save featurethe system automatically, constantly saves all edits as they're made. If you wish to make a comment about the document, click the
Chat tab in the lower right corner of the screen, then type there. This allows live collaborators to converse with one another, but also permits
meta commentary/discussion about the text, attached to the document itself.
Next, explore the control buttons in the top right.
Explore the settings (the
gear button in the top right), which permit you to display a running commentary of
chat messages left by contributors on the right side, show or hide colors to display which contributors wrote which sections of the current text, and hide or display line numbers on the left side.Click the
star icon when you wish to mark a moment of significant contribution, one worth noting. Click the button with the left and right arrows to download this document in your preferred format, or upload a document from your favorite word processor (please don't here, however, as it will replace this text). Use the '>' button to see the URL for this document or (X)HTML code you might use to embed this editor into any website, to invite someone else to work on this document via email, or to post a link to this document to various popular social media platforms. You may also use the
read only checkbox if you'd prefer users to merely watch the current version of the document, rather than be able to edit it. Click the
clock button to play back a scrollable video of all the edits which have been made here, showing by whom.
Using this System for Teaching
In recent years, we've taught business and technical communication courses which assign reports and other documents to groups of three or four students. When the assignment is first introduced, students often express unhappiness with how group writing projects have worked for them in the past; they tell stories of having to manage complex schedules to meet in common study areas, often late at night; how one member of past groups has failed to participate actively; or how progress has been hampered by one member of the group having the "current" version of the writing project, delaying forward progress by others.
Word processing technologies have been of little help when teaching collaboration; they have too often been devoted to what Barthes termed
the work, rather than
the text.
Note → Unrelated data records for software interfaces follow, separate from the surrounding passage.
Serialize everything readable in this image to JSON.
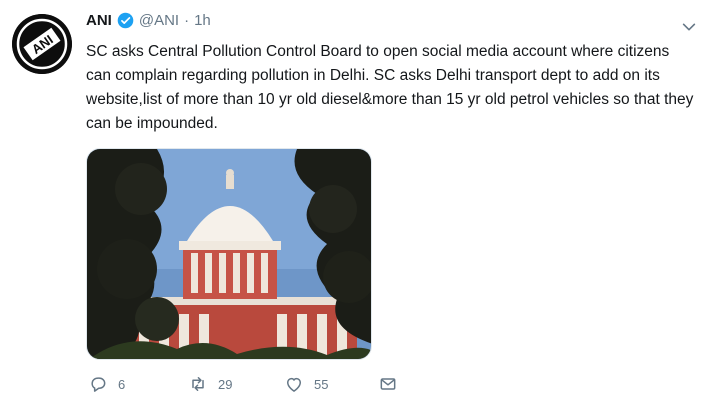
{
  "tweet": {
    "author_name": "ANI",
    "handle": "@ANI",
    "separator": "·",
    "time": "1h",
    "text": "SC asks Central Pollution Control Board to open social media account where citizens can complain regarding pollution in Delhi. SC asks Delhi transport dept to add on its website,list of more than 10 yr old diesel&more than 15 yr old petrol vehicles so that they can be impounded.",
    "avatar_logo_text": "ANI",
    "media_icon": "supreme-court-building-photo",
    "verified_color": "#1da1f2"
  },
  "actions": {
    "reply_count": "6",
    "retweet_count": "29",
    "like_count": "55"
  },
  "colors": {
    "text": "#14171a",
    "muted": "#657786"
  }
}
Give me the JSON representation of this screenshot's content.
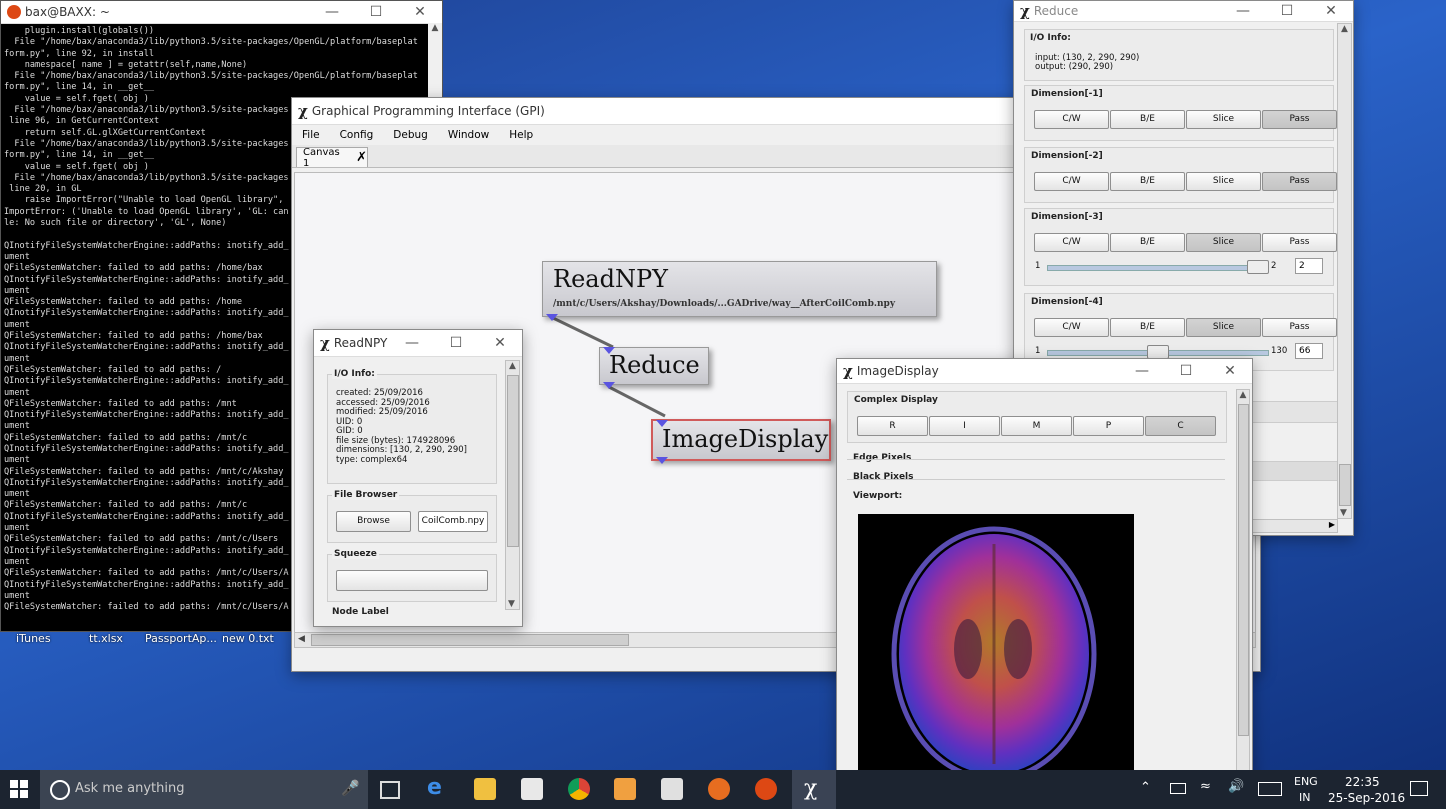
{
  "terminal": {
    "title": "bax@BAXX: ~",
    "lines": [
      "    plugin.install(globals())",
      "  File \"/home/bax/anaconda3/lib/python3.5/site-packages/OpenGL/platform/baseplat",
      "form.py\", line 92, in install",
      "    namespace[ name ] = getattr(self,name,None)",
      "  File \"/home/bax/anaconda3/lib/python3.5/site-packages/OpenGL/platform/baseplat",
      "form.py\", line 14, in __get__",
      "    value = self.fget( obj )",
      "  File \"/home/bax/anaconda3/lib/python3.5/site-packages",
      " line 96, in GetCurrentContext",
      "    return self.GL.glXGetCurrentContext",
      "  File \"/home/bax/anaconda3/lib/python3.5/site-packages",
      "form.py\", line 14, in __get__",
      "    value = self.fget( obj )",
      "  File \"/home/bax/anaconda3/lib/python3.5/site-packages",
      " line 20, in GL",
      "    raise ImportError(\"Unable to load OpenGL library\",",
      "ImportError: ('Unable to load OpenGL library', 'GL: can",
      "le: No such file or directory', 'GL', None)",
      "",
      "QInotifyFileSystemWatcherEngine::addPaths: inotify_add_",
      "ument",
      "QFileSystemWatcher: failed to add paths: /home/bax",
      "QInotifyFileSystemWatcherEngine::addPaths: inotify_add_",
      "ument",
      "QFileSystemWatcher: failed to add paths: /home",
      "QInotifyFileSystemWatcherEngine::addPaths: inotify_add_",
      "ument",
      "QFileSystemWatcher: failed to add paths: /home/bax",
      "QInotifyFileSystemWatcherEngine::addPaths: inotify_add_",
      "ument",
      "QFileSystemWatcher: failed to add paths: /",
      "QInotifyFileSystemWatcherEngine::addPaths: inotify_add_",
      "ument",
      "QFileSystemWatcher: failed to add paths: /mnt",
      "QInotifyFileSystemWatcherEngine::addPaths: inotify_add_",
      "ument",
      "QFileSystemWatcher: failed to add paths: /mnt/c",
      "QInotifyFileSystemWatcherEngine::addPaths: inotify_add_",
      "ument",
      "QFileSystemWatcher: failed to add paths: /mnt/c/Akshay",
      "QInotifyFileSystemWatcherEngine::addPaths: inotify_add_",
      "ument",
      "QFileSystemWatcher: failed to add paths: /mnt/c",
      "QInotifyFileSystemWatcherEngine::addPaths: inotify_add_",
      "ument",
      "QFileSystemWatcher: failed to add paths: /mnt/c/Users",
      "QInotifyFileSystemWatcherEngine::addPaths: inotify_add_",
      "ument",
      "QFileSystemWatcher: failed to add paths: /mnt/c/Users/A",
      "QInotifyFileSystemWatcherEngine::addPaths: inotify_add_",
      "ument",
      "QFileSystemWatcher: failed to add paths: /mnt/c/Users/A"
    ]
  },
  "desktop_labels": [
    "iTunes",
    "tt.xlsx",
    "PassportAp...",
    "new  0.txt"
  ],
  "gpi": {
    "title": "Graphical Programming Interface (GPI)",
    "menu": [
      "File",
      "Config",
      "Debug",
      "Window",
      "Help"
    ],
    "tab_label": "Canvas 1",
    "nodes": {
      "readnpy": {
        "name": "ReadNPY",
        "path": "/mnt/c/Users/Akshay/Downloads/...GADrive/way__AfterCoilComb.npy"
      },
      "reduce": {
        "name": "Reduce"
      },
      "imagedisplay": {
        "name": "ImageDisplay"
      }
    }
  },
  "readnpy_dialog": {
    "title": "ReadNPY",
    "io_info_label": "I/O Info:",
    "info_lines": [
      "created: 25/09/2016",
      "accessed: 25/09/2016",
      "modified: 25/09/2016",
      "UID: 0",
      "GID: 0",
      "file size (bytes): 174928096",
      "dimensions: [130, 2, 290, 290]",
      "type: complex64"
    ],
    "file_browser_label": "File Browser",
    "browse_label": "Browse",
    "file_value": "CoilComb.npy",
    "squeeze_label": "Squeeze",
    "node_label_label": "Node Label"
  },
  "reduce_dialog": {
    "title": "Reduce",
    "io_info_label": "I/O Info:",
    "input_line": "input: (130, 2, 290, 290)",
    "output_line": "output: (290, 290)",
    "button_labels": [
      "C/W",
      "B/E",
      "Slice",
      "Pass"
    ],
    "dims": [
      {
        "label": "Dimension[-1]",
        "selected": "Pass"
      },
      {
        "label": "Dimension[-2]",
        "selected": "Pass"
      },
      {
        "label": "Dimension[-3]",
        "selected": "Slice",
        "min": "1",
        "max": "2",
        "value": "2",
        "fraction": 1.0
      },
      {
        "label": "Dimension[-4]",
        "selected": "Slice",
        "min": "1",
        "max": "130",
        "value": "66",
        "fraction": 0.5
      }
    ]
  },
  "imagedisplay_dialog": {
    "title": "ImageDisplay",
    "complex_display_label": "Complex Display",
    "complex_buttons": [
      "R",
      "I",
      "M",
      "P",
      "C"
    ],
    "complex_selected": "C",
    "edge_pixels_label": "Edge Pixels",
    "black_pixels_label": "Black Pixels",
    "viewport_label": "Viewport:"
  },
  "taskbar": {
    "search_placeholder": "Ask me anything",
    "lang_top": "ENG",
    "lang_bottom": "IN",
    "time": "22:35",
    "date": "25-Sep-2016"
  }
}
Student teams would submit final documents in MS Word or PDF format, which didn't preserve any history of edits (except when students left
track changes comments or marks turned on, which only tracked some edits, didn't produce a clear history of modifications, and couldn't be relied upon to track which person made which edits.
Some instructors (including myself) would then assign an additional assignment, asking students to write a reflection on their group, describing which group members performed which parts of the collaborative assignment. This was sometimes useful (when all team members pointed out one underperforming member, for example), but the reliability of such reflections were always suspect.
A word processor like this one, particularly one (like this) which can be embedded within most popular content management systems and/or learning management systems, would permit advanced communication instructors to bypass all of these concerns. By hosting locally a web service like Write.EServer, or by trusting web services with strong privacy policies (for universities or organizations which can't host systems like this themselves), it may be possible to teach collaboration more effectively than we have been able to accomplish in the past. This document is a proof-of-concept for the idea.
Barthes, Roland. "From Work to Text." InLe? plaisir du texte, Editions du Seuil: Paris, 1973. Online translation by Stephen Heath athttp://evans-experientialism.freewebspace.com/barthes05.htm.
Neuwirth, Christine M., David S. Kaufer, Ravinder Chandhok and James H. Morris. "Issues in the design of computer support for co-authoring and commenting." In CSCW '90 Proceedings of the 1990 ACM conference on Computer-supported cooperative work. pp. 183-195. Online athttp://dx.doi.org/10.1145/99332.99354.